2.5 billion acres of soil worldwide affected by human-caused salinization, and that salt is finding its way into the air and freshwater threatening drinking water for world's populationhttps://t.co/pQrMrKYH2z
A family of Japanese dwarf flying squirrels— Science girl (@gunsnrosesgirl3) November 7, 2023
More on Other Science and the Beauty of Earth and this Universe:
Lucy, you’ve surprised us again— NASA Solar System (@NASASolarSystem) November 7, 2023
New images from the #LucyMission’s first asteroid flyby show that a satellite, already unexpected, is made of two objects – a contact binary. This is the first time we’ve seen a contact binary orbiting another asteroid. https://t.co/NwQfI6k7qz pic.twitter.com/WTSHNLyr86
Linked to climate change, zoonotic diseases will cause "12 times the number of deaths in 2050, compared with 2020,” researchers say.https://t.co/91CSJiuOUa— Extinction Rebellion Global (@ExtinctionR) November 7, 2023
Good Morning from Daytona Beach Shores via Jenny L!!! Wow! pic.twitter.com/01wt7Oq4oE— Jim Cantore (@JimCantore) November 7, 2023
Trees: we eat their fruit, they provide us with shade and they are nature's power plants, from the gas carbon dioxide that we exhale, they make the oxygen that we breathe. But above all, trees are beautiful and worth protecting – and the older they get, the more valuable they are pic.twitter.com/YdMzUmmNQ2— Green is a mission (@Greenisamissio1) November 7, 2023
Night thoughts— Green is a mission (@Greenisamissio1) November 7, 2023
You never stop learning and nature never ceases to surprise me.

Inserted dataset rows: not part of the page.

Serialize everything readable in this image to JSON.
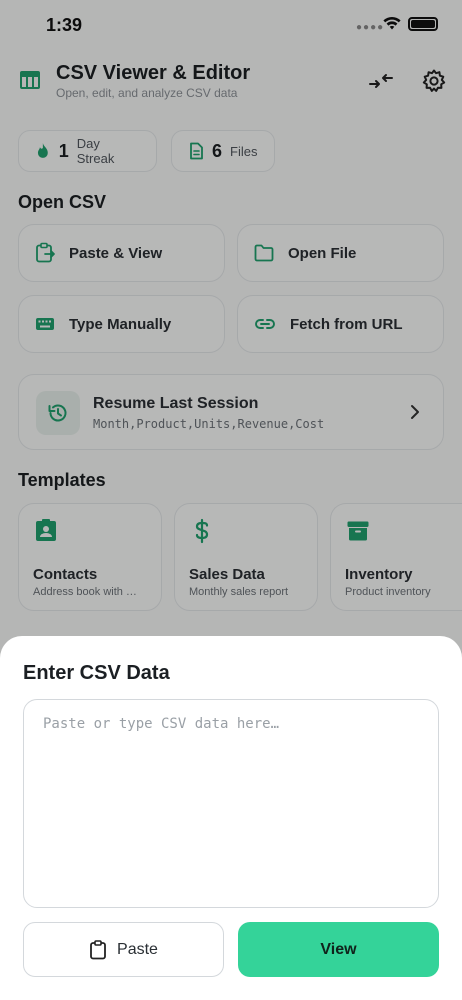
{
  "status_bar": {
    "time": "1:39"
  },
  "header": {
    "title": "CSV Viewer & Editor",
    "subtitle": "Open, edit, and analyze CSV data",
    "logo_icon": "table-icon",
    "compress_icon": "compress-arrows-icon",
    "settings_icon": "gear-icon"
  },
  "stats": {
    "streak": {
      "value": "1",
      "label": "Day Streak",
      "icon": "flame-icon"
    },
    "files": {
      "value": "6",
      "label": "Files",
      "icon": "document-icon"
    }
  },
  "open_csv": {
    "title": "Open CSV",
    "actions": [
      {
        "label": "Paste & View",
        "icon": "clipboard-paste-icon"
      },
      {
        "label": "Open File",
        "icon": "folder-icon"
      },
      {
        "label": "Type Manually",
        "icon": "keyboard-icon"
      },
      {
        "label": "Fetch from URL",
        "icon": "link-icon"
      }
    ]
  },
  "resume": {
    "title": "Resume Last Session",
    "subtitle": "Month,Product,Units,Revenue,Cost",
    "icon": "history-icon"
  },
  "templates": {
    "title": "Templates",
    "items": [
      {
        "title": "Contacts",
        "subtitle": "Address book with …",
        "icon": "contact-card-icon"
      },
      {
        "title": "Sales Data",
        "subtitle": "Monthly sales report",
        "icon": "dollar-icon"
      },
      {
        "title": "Inventory",
        "subtitle": "Product inventory",
        "icon": "archive-box-icon"
      }
    ]
  },
  "sheet": {
    "title": "Enter CSV Data",
    "input_placeholder": "Paste or type CSV data here…",
    "input_value": "",
    "paste_label": "Paste",
    "view_label": "View"
  },
  "colors": {
    "accent": "#34d399",
    "accent_dark": "#1f9e6d",
    "overlay": "rgba(0,0,0,0.26)"
  }
}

All of the approximately 47,000 trees are genetically identical and share the same root system. Covering an area of over 43 hectares, Pando was long considered the largest organism in the world.💚🌳🌲 pic.twitter.com/NgAr7rFc9x